200%: Would you like “Festen” to be remembered as the first Dogme 95 film or just as the film itself?
Thomas Vinterberg: Both. I’m proud to have made the first Dogme film, it was a golden time for me. I think Dogme was a fantastic movement. Thus, the symbolic value of having made the first one is great. For me “Festen” takes care of itself. I’m not protective about how it is remembered – it’s remembered and it will never be forgotten. I’m just happy about how it is remembered: a smack in the face that people loved.

200%: Upon reflection, being one of the creators of the “Dogme 95 Manifesto” what do you think will be the place of the movement in the history of film?
Thomas Vinterberg: I think it will be defining the ‘90’s as the time when digital movies arrived, which is ironic as one of the Dogme rules was that films had to be shot using Academy 35mm film. I think it will be remembered as the time when movies were put back into the street and into the hand of ‘reality’ somehow.

200%: After “Festen”, which was a huge success at the box office, your films “It’s All About Love” and “Dear Wendy” were not as successful at the box office ­– did that affect your confidence as a film maker?
Thomas Vinterberg: Yes, it did. The making of “It’s All About Love” and the release of that movie was a very painful experience in many ways. When I did “Festen” it was in a weird way the finalization of something. I felt it was the ultimate movie in that direction. I can’t go further that way, it’s done. We hit bull’s-eye. After “Festen”, therefore, I had to redefine myself, I had to re-start and that always puts you in a very fragile situation. “It’s All About Love” is a film that needs caring all the time. It’s very dysfunctional in many ways. Dramatically speaking I can understand why people can reject it, but it is still the film which I’ve done that I find the richest. It’s the film I love talking about. When I grow old I will, at some point stop, hopefully, being embarrassed about how it went and then I think I will grow very proud of it. “Dear Wendy” was a difficult story to make – it is like my ‘troubled’ child. It behaves very bad socially but I really care for it a lot, maybe even more than any of the others. “Festen” is my rich and famous son who travels the world and sometimes sends some money to his father. To experience that your films are not successful at the box offices was very painful. It’s also about vanity, the addiction of being used to the success – a lot of unhealthy matters actually, but they were washed away entirely and everything fell apart. Looking back at it, it sort of maybe saved me. It put me in the position where I could do “Submarino” – I had to completely restart. It took me back to the point where I was at film school, that kind of purity and closeness in the stories is what I’m about.

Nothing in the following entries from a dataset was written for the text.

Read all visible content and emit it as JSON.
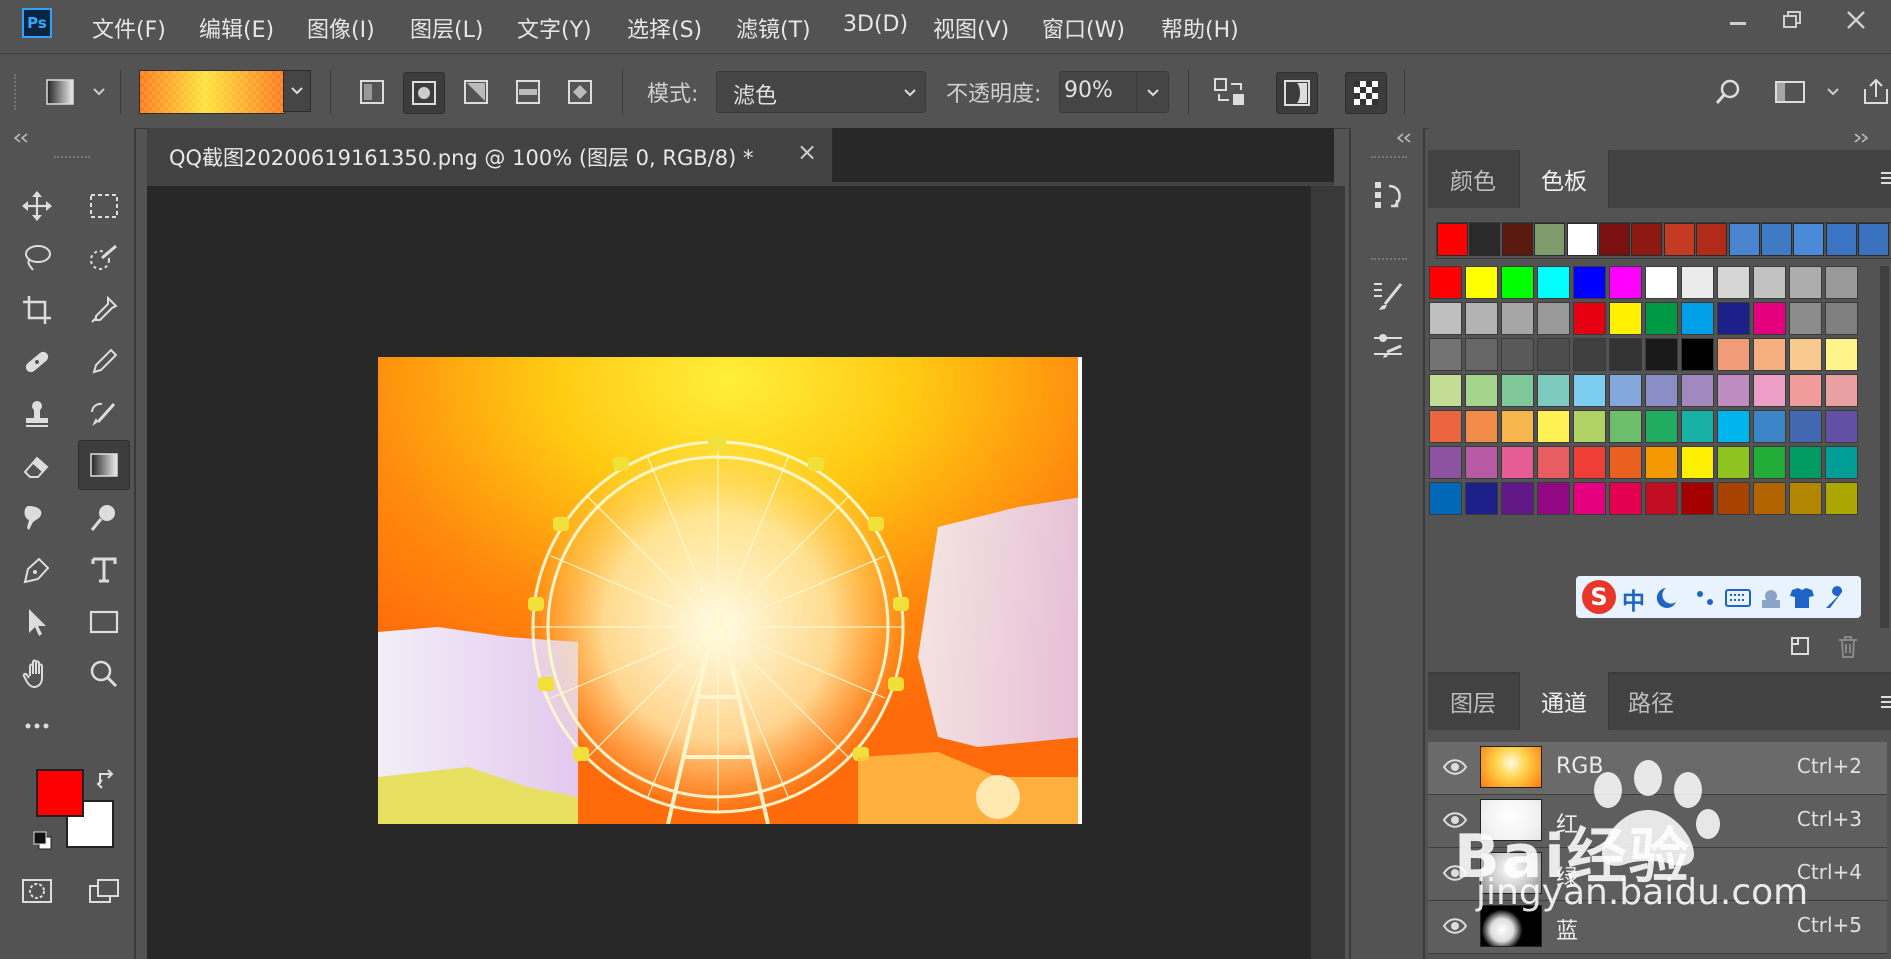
{
  "app": {
    "logo": "Ps"
  },
  "menu": {
    "items": [
      "文件(F)",
      "编辑(E)",
      "图像(I)",
      "图层(L)",
      "文字(Y)",
      "选择(S)",
      "滤镜(T)",
      "3D(D)",
      "视图(V)",
      "窗口(W)",
      "帮助(H)"
    ]
  },
  "options": {
    "mode_label": "模式:",
    "mode_value": "滤色",
    "opacity_label": "不透明度:",
    "opacity_value": "90%"
  },
  "document": {
    "tab_title": "QQ截图20200619161350.png @ 100% (图层 0, RGB/8) *",
    "close_symbol": "×"
  },
  "swatches_panel": {
    "tabs": [
      "颜色",
      "色板"
    ],
    "active_tab": "色板",
    "recent": [
      "#ff0000",
      "#2a2a2a",
      "#5a1a10",
      "#7f9b6c",
      "#ffffff",
      "#7b1010",
      "#8c1a12",
      "#c43a22",
      "#b22a18",
      "#4a86d0",
      "#3f7ac4",
      "#4b8ad8",
      "#3a74c2",
      "#3a72c0"
    ],
    "grid": [
      [
        "#ff0000",
        "#ffff00",
        "#00ff00",
        "#00ffff",
        "#0000ff",
        "#ff00ff",
        "#ffffff",
        "#ebebeb",
        "#d6d6d6",
        "#c2c2c2",
        "#adadad",
        "#999999"
      ],
      [
        "#bfbfbf",
        "#b3b3b3",
        "#a6a6a6",
        "#999999",
        "#e60012",
        "#fff100",
        "#009944",
        "#00a0e9",
        "#1d2088",
        "#e4007f",
        "#8c8c8c",
        "#808080"
      ],
      [
        "#737373",
        "#666666",
        "#595959",
        "#4d4d4d",
        "#404040",
        "#333333",
        "#1a1a1a",
        "#000000",
        "#f19c79",
        "#f6b07f",
        "#fac98d",
        "#fef48a"
      ],
      [
        "#c4dd95",
        "#a5d48c",
        "#7ec89a",
        "#7dcabf",
        "#7ccdf0",
        "#84a8dc",
        "#8a8dc6",
        "#a189c0",
        "#bf8cc2",
        "#ed9ec7",
        "#f29b9d",
        "#e8a0a0"
      ],
      [
        "#eb6640",
        "#f08c47",
        "#f6b54d",
        "#fff153",
        "#b1d366",
        "#6cbd6c",
        "#22ac62",
        "#19b1a6",
        "#00b5ec",
        "#3b85c8",
        "#4367b1",
        "#6250a4"
      ],
      [
        "#8e52a2",
        "#b85aa3",
        "#e65d96",
        "#e85d62",
        "#ee3e35",
        "#e9601f",
        "#f39800",
        "#ffef00",
        "#8fc31f",
        "#22ac38",
        "#009b63",
        "#009e96"
      ],
      [
        "#0068b7",
        "#1d2088",
        "#601986",
        "#920783",
        "#e4007f",
        "#e5004f",
        "#c30d23",
        "#a40000",
        "#a84200",
        "#b26400",
        "#b28600",
        "#aea600"
      ]
    ],
    "ime_label": "中"
  },
  "channels_panel": {
    "tabs": [
      "图层",
      "通道",
      "路径"
    ],
    "active_tab": "通道",
    "rows": [
      {
        "name": "RGB",
        "shortcut": "Ctrl+2"
      },
      {
        "name": "红",
        "shortcut": "Ctrl+3"
      },
      {
        "name": "绿",
        "shortcut": "Ctrl+4"
      },
      {
        "name": "蓝",
        "shortcut": "Ctrl+5"
      }
    ]
  },
  "colors": {
    "foreground": "#ff0000",
    "background": "#ffffff"
  },
  "watermark": {
    "brand": "Bai经验",
    "url": "jingyan.baidu.com"
  }
}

200%: You say you had to redefine yourself. Did you also feel you lost your film makers gut instinct?
Thomas Vinterberg: Yes, I lost everything. I lost purity, I lost my innocence and that’s what happens when you become famous. When you succeed with something the struggle disappears. It’s a very dangerous and uncreative situation in which to be; of course you lose your instincts. I lost the whole recipe of what I am about.

200%: Would it be fair to say that “Submarino” is your return to back-to-basics?
Thomas Vinterberg: Entirely! I was left in the shadow and from there I could just do my movie and do it as I like, and how I was meant to do it. Making “Submarino”, with actors making their big screen debuts and a young crew, is a kind of physical manifestation of what I wanted: to change my surroundings and my thoughts back to how it was in the beginning. Working with the first time Director of Photography and first time writer was so vibrant, energetic and so devoted and they were so not full of themselves, but full of the project and that, for me, was what I wanted. 

Picture: Per Arnesen